Before Joanne could apologize and take back the words she’d barked into the receiver, her daughter had ended the call.
No goodbye. Just a click, then cold silence.
Emily was Joanne’s only child. She’d secured a position the year before at the Children’s Hospital in the capital city. Living nearly three hundred miles apart was taking its toll. They never used to fight, until their lives became more separate – more disconnected.
On days or nights when Joanne felt particularly alone, she’d pick up her phone and jab at the Find Friends app to see what Emily was up to. Most times she was at work, other times at the mall or the gym or at an address Joanne didn’t recognize. Probably visiting friends or out for the evening at a downtown restaurant.
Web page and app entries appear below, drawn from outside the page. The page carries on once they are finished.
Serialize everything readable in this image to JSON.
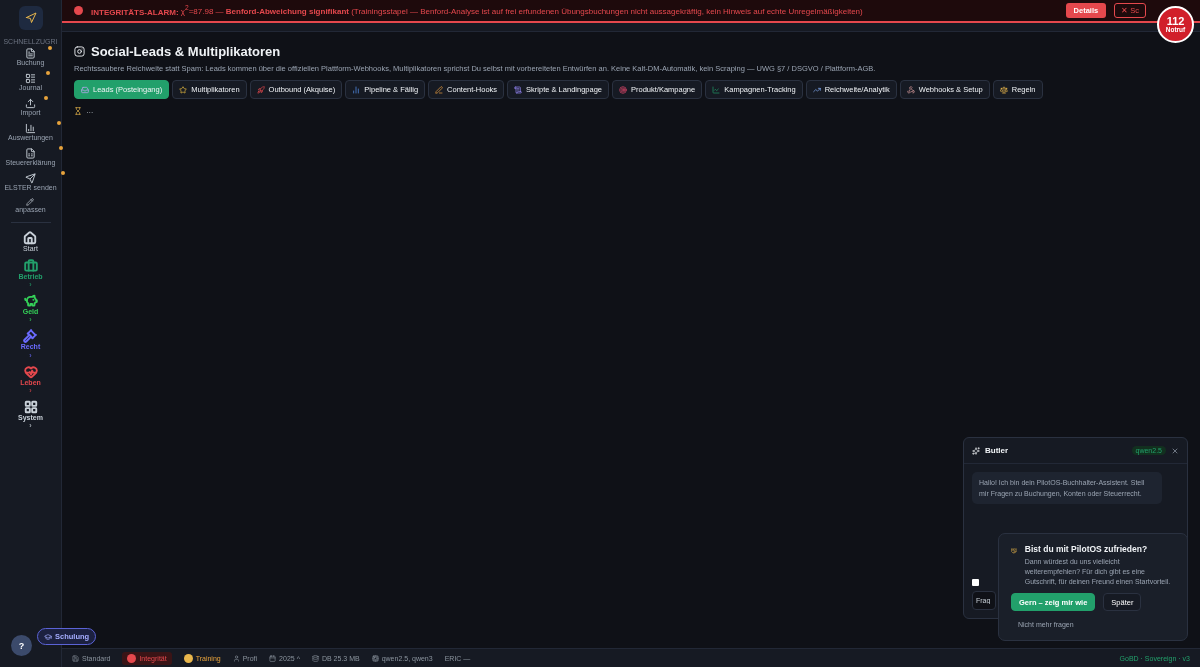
{
  "alarm": {
    "title": "INTEGRITÄTS-ALARM:",
    "formula": "χ$^{2}$=87.98 — **Benford-Abweichung signifikant** (Trainingsstapel — Benford-Analyse ist auf frei erfundenen Übungsbuchungen nicht aussagekräftig, kein Hinweis auf echte Unregelmäßigkeiten)",
    "details": "Details",
    "close": "✕ Sc"
  },
  "emergency": {
    "number": "112",
    "label": "Notruf"
  },
  "sidebar": {
    "section": "SCHNELLZUGRI",
    "quick": [
      {
        "label": "Buchung",
        "starred": true
      },
      {
        "label": "Journal",
        "starred": true
      },
      {
        "label": "Import",
        "starred": true
      },
      {
        "label": "Auswertungen",
        "starred": true
      },
      {
        "label": "Steuererklärung",
        "starred": true
      },
      {
        "label": "ELSTER senden",
        "starred": true
      }
    ],
    "customize": "anpassen",
    "nav": [
      {
        "label": "Start",
        "color": "#c9d1d9"
      },
      {
        "label": "Betrieb",
        "color": "#22a06b",
        "chevron": "›"
      },
      {
        "label": "Geld",
        "color": "#34d058",
        "chevron": "›"
      },
      {
        "label": "Recht",
        "color": "#6b6bff",
        "chevron": "›"
      },
      {
        "label": "Leben",
        "color": "#e5484d",
        "chevron": "›"
      },
      {
        "label": "System",
        "color": "#c9d1d9",
        "chevron": "›"
      }
    ]
  },
  "page": {
    "title": "Social-Leads & Multiplikatoren",
    "subtitle": "Rechtssaubere Reichweite statt Spam: Leads kommen über die offiziellen Plattform-Webhooks, Multiplikatoren sprichst Du selbst mit vorbereiteten Entwürfen an. Keine Kalt-DM-Automatik, kein Scraping — UWG §7 / DSGVO / Plattform-AGB.",
    "tabs": [
      {
        "label": "Leads (Posteingang)",
        "selected": true
      },
      {
        "label": "Multiplikatoren",
        "selected": false
      },
      {
        "label": "Outbound (Akquise)",
        "selected": false
      },
      {
        "label": "Pipeline & Fällig",
        "selected": false
      },
      {
        "label": "Content-Hooks",
        "selected": false
      },
      {
        "label": "Skripte & Landingpage",
        "selected": false
      },
      {
        "label": "Produkt/Kampagne",
        "selected": false
      },
      {
        "label": "Kampagnen-Tracking",
        "selected": false
      },
      {
        "label": "Reichweite/Analytik",
        "selected": false
      },
      {
        "label": "Webhooks & Setup",
        "selected": false
      },
      {
        "label": "Regeln",
        "selected": false
      }
    ],
    "loading": "…"
  },
  "butler": {
    "title": "Butler",
    "model": "qwen2.5",
    "message": "Hallo! Ich bin dein PilotOS-Buchhalter-Assistent. Stell mir Fragen zu Buchungen, Konten oder Steuerrecht.",
    "input": {
      "placeholder": "Frag"
    },
    "checkbox": {
      "checked": false
    }
  },
  "feedback": {
    "title": "Bist du mit PilotOS zufrieden?",
    "text": "Dann würdest du uns vielleicht weiterempfehlen? Für dich gibt es eine Gutschrift, für deinen Freund einen Startvorteil.",
    "accept": "Gern – zeig mir wie",
    "later": "Später",
    "never": "Nicht mehr fragen"
  },
  "help": "?",
  "training_button": "Schulung",
  "status_bar": [
    {
      "kind": "plain",
      "label": "Standard"
    },
    {
      "kind": "alert",
      "label": "Integrität"
    },
    {
      "kind": "warn",
      "label": "Training"
    },
    {
      "kind": "plain",
      "label": "Profi"
    },
    {
      "kind": "plain",
      "label": "2025 ^"
    },
    {
      "kind": "plain",
      "label": "DB 25.3 MB"
    },
    {
      "kind": "plain",
      "label": "qwen2.5, qwen3"
    },
    {
      "kind": "plain",
      "label": "ERIC —"
    }
  ],
  "version": "GoBD · Sovereign · v3"
}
On her loneliest days, it became an obsession; she’d tap on the app every hour. She knew Emily was a busy professional and couldn’t always answer her texts or calls, but tracking her whereabouts gave Joanne a ray of comfort and inclusion, even in this small way.
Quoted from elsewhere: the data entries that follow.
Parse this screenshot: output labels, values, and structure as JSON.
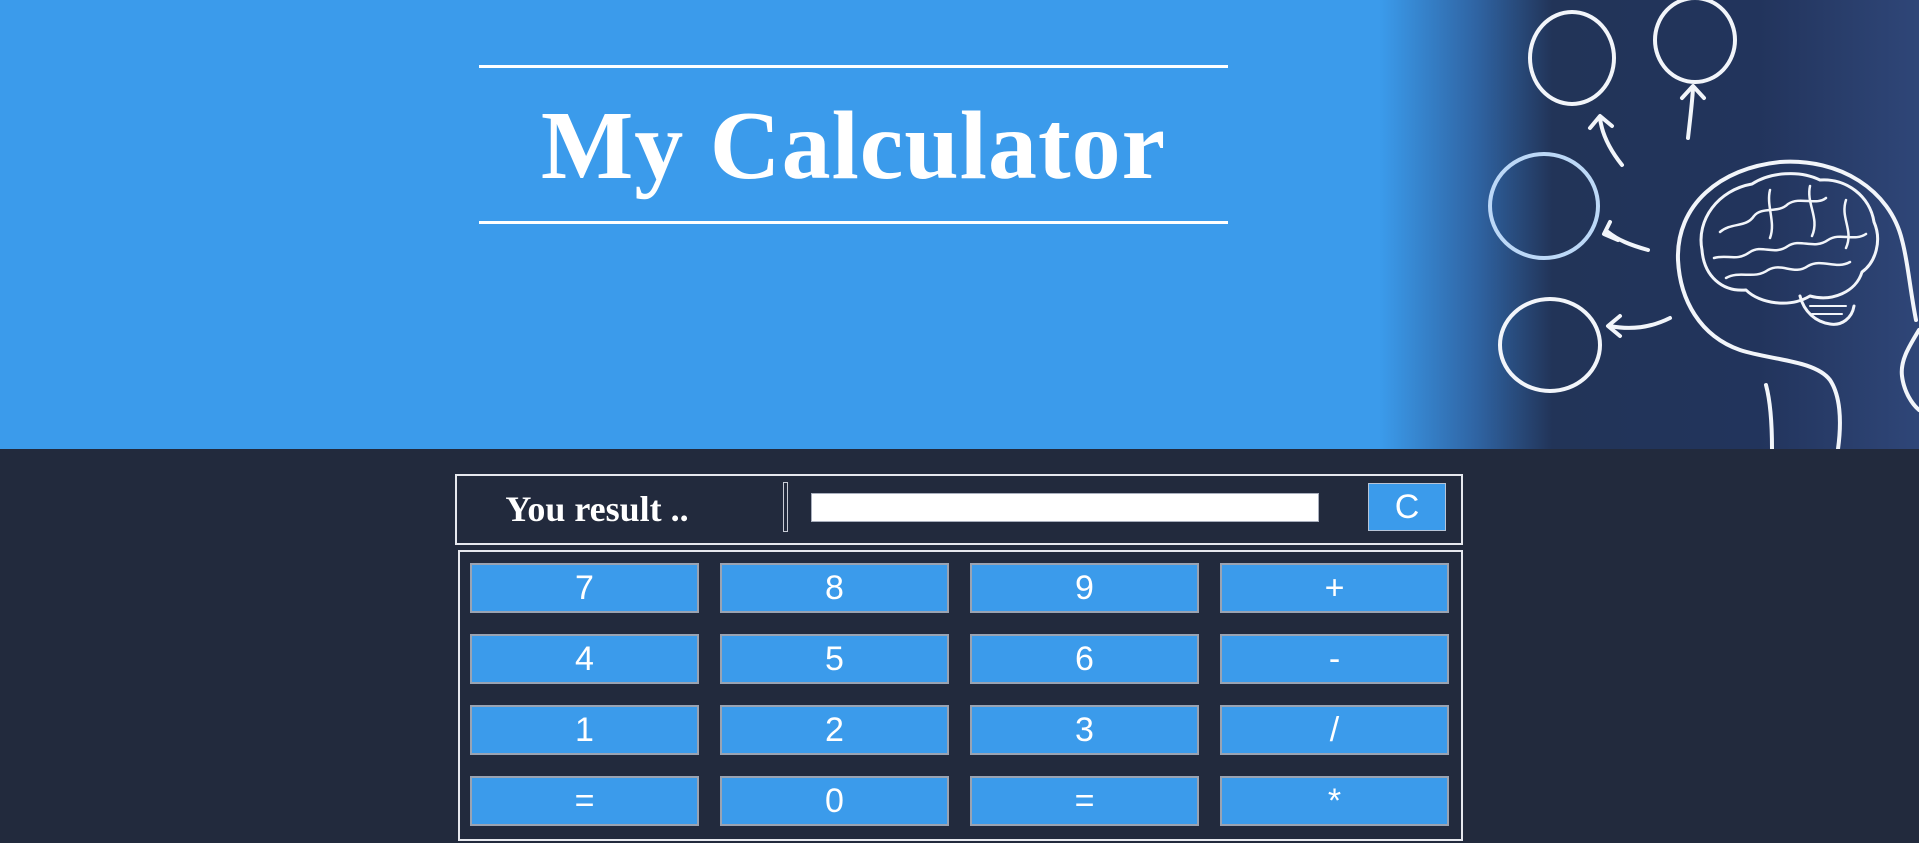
{
  "header": {
    "title": "My Calculator",
    "background_color": "#3b9beb",
    "art_icon": "brain-head-icon"
  },
  "result": {
    "label": "You result ..",
    "value": "",
    "clear_label": "C"
  },
  "keypad": {
    "rows": [
      [
        "7",
        "8",
        "9",
        "+"
      ],
      [
        "4",
        "5",
        "6",
        "-"
      ],
      [
        "1",
        "2",
        "3",
        "/"
      ],
      [
        "=",
        "0",
        "=",
        "*"
      ]
    ],
    "key_color": "#3b9beb"
  },
  "theme": {
    "page_background": "#222a3d",
    "accent": "#3b9beb"
  }
}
Emily’s was the only app location to whom she had access. The only one she needed. Two years ago when Emily came home on winter break from nursing school, Joanne had been worried about the icy roads on her daughter’s long drive back to the city.
Snatching up her mother’s phone, Emily had made a few taps, and voila: she’d added and activated the app so her mother could track her progress all the way home to her apartment building.
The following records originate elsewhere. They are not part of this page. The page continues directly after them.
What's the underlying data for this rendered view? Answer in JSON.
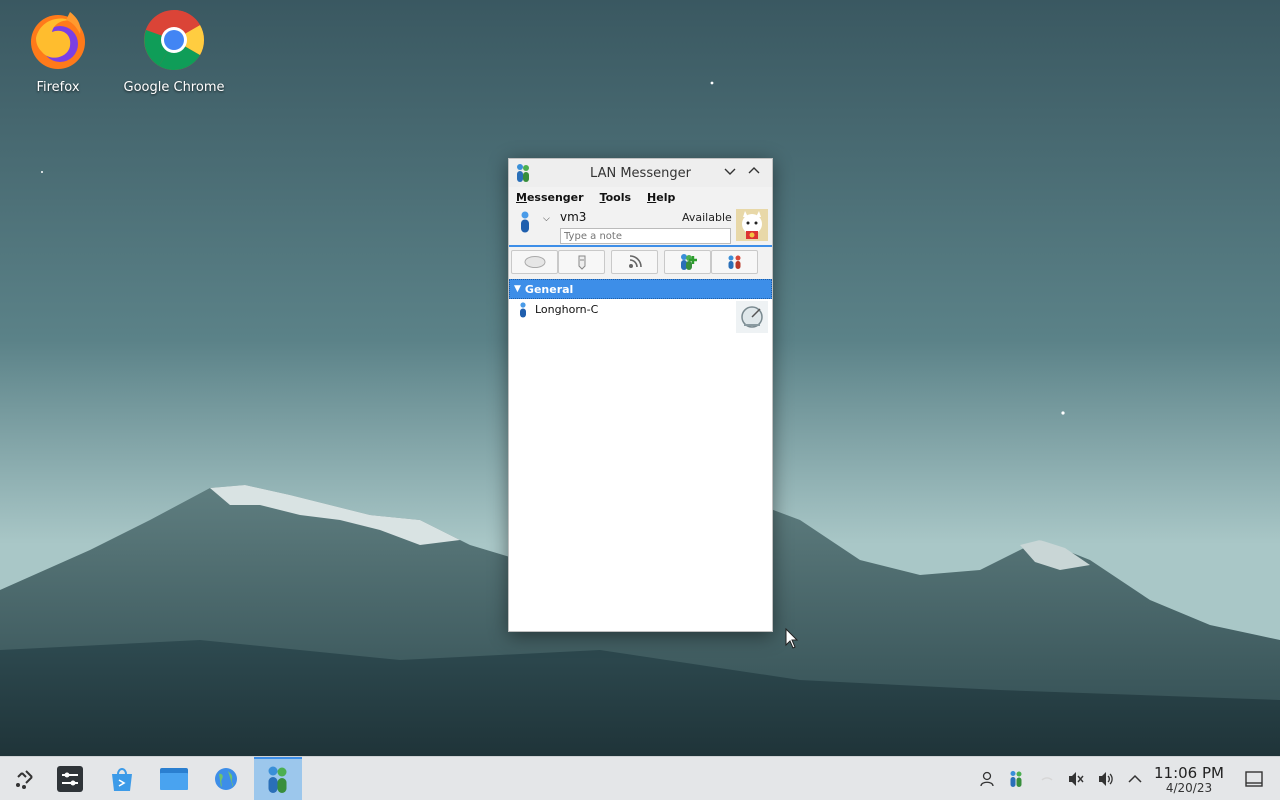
{
  "desktop": {
    "icons": [
      {
        "label": "Firefox",
        "icon": "firefox-icon"
      },
      {
        "label": "Google Chrome",
        "icon": "chrome-icon"
      }
    ]
  },
  "window": {
    "title": "LAN Messenger",
    "menu": [
      "Messenger",
      "Tools",
      "Help"
    ],
    "user": {
      "name": "vm3",
      "status": "Available",
      "note_placeholder": "Type a note"
    },
    "toolbar": [
      {
        "icon": "chat-icon"
      },
      {
        "icon": "file-transfer-icon"
      },
      {
        "icon": "broadcast-icon"
      },
      {
        "icon": "add-contact-icon"
      },
      {
        "icon": "group-icon"
      }
    ],
    "groups": [
      {
        "name": "General",
        "contacts": [
          {
            "name": "Longhorn-C"
          }
        ]
      }
    ]
  },
  "taskbar": {
    "items": [
      "app-launcher-icon",
      "settings-icon",
      "discover-icon",
      "file-manager-icon",
      "globe-icon",
      "lan-messenger-icon"
    ],
    "tray": [
      "user-icon",
      "lan-messenger-tray-icon",
      "network-icon",
      "muted-speaker-icon",
      "volume-icon",
      "expand-tray-icon"
    ],
    "time": "11:06 PM",
    "date": "4/20/23"
  },
  "colors": {
    "accent": "#3d8ee8",
    "taskbar": "#e4e6e8"
  }
}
Joanne sighed and called Emily back. It went to voice mail. She sent a text. Not read, no response. She waited an hour and tried again – same result. Over a stupid disagreement!
When she picked up her phone another hour later and jabbed at the location app, she couldn’t believe her eyes. Her heart twisted in her chest.
Emily had turned her location off.
Joanne finally gave up trying to reach her at 7 pm. All she’d wanted to do was apologize for what she’d said and for being so needy.
While she stared into the fridge at the overdue leftovers, a twin beam of headlights illuminated the window and flickered across the kitchen wallpaper. Joanne waited until she heard the slam of a car door and the click of a key in the lock. She ran to the front door. It swept open and Emily, eyes red-rimmed, fell into her arms.
“I’m sorry, Mom.”
“I’m sorry too, honey. You came all this way! But why didn’t you call or text, or answer any of mine? And why did you turn off your location?”
“I took a week’s family leave to spend with you, and I wanted it to be a surprise. I’ve missed you so much, Mom.” She brushed her lips across Joanne’s cheek. “Now, what’s for supper?”
Thanks for reading!
Friday Fiction appears on the occasional Friday as a place to share my writing in the form of short stories, flash fiction, poetry and vignettes.